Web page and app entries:
────────

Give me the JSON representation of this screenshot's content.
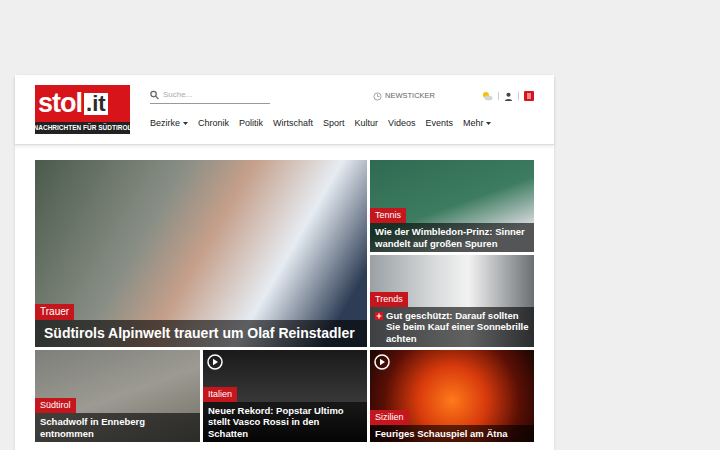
{
  "logo": {
    "name": "stol",
    "suffix": ".it",
    "tagline": "NACHRICHTEN FÜR SÜDTIROL"
  },
  "search": {
    "placeholder": "Suche..."
  },
  "newsticker": "NEWSTICKER",
  "nav": [
    {
      "label": "Bezirke",
      "dropdown": true
    },
    {
      "label": "Chronik",
      "dropdown": false
    },
    {
      "label": "Politik",
      "dropdown": false
    },
    {
      "label": "Wirtschaft",
      "dropdown": false
    },
    {
      "label": "Sport",
      "dropdown": false
    },
    {
      "label": "Kultur",
      "dropdown": false
    },
    {
      "label": "Videos",
      "dropdown": false
    },
    {
      "label": "Events",
      "dropdown": false
    },
    {
      "label": "Mehr",
      "dropdown": true
    }
  ],
  "tiles": [
    {
      "category": "Trauer",
      "title": "Südtirols Alpinwelt trauert um Olaf Reinstadler",
      "video": false,
      "premium": false
    },
    {
      "category": "Tennis",
      "title": "Wie der Wimbledon-Prinz: Sinner wandelt auf großen Spuren",
      "video": false,
      "premium": false
    },
    {
      "category": "Trends",
      "title": "Gut geschützt: Darauf sollten Sie beim Kauf einer Sonnebrille achten",
      "video": false,
      "premium": true
    },
    {
      "category": "Südtirol",
      "title": "Schadwolf in Enneberg entnommen",
      "video": false,
      "premium": false
    },
    {
      "category": "Italien",
      "title": "Neuer Rekord: Popstar Ultimo stellt Vasco Rossi in den Schatten",
      "video": true,
      "premium": false
    },
    {
      "category": "Sizilien",
      "title": "Feuriges Schauspiel am Ätna",
      "video": true,
      "premium": false
    }
  ]
}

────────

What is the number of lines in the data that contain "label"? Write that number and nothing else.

9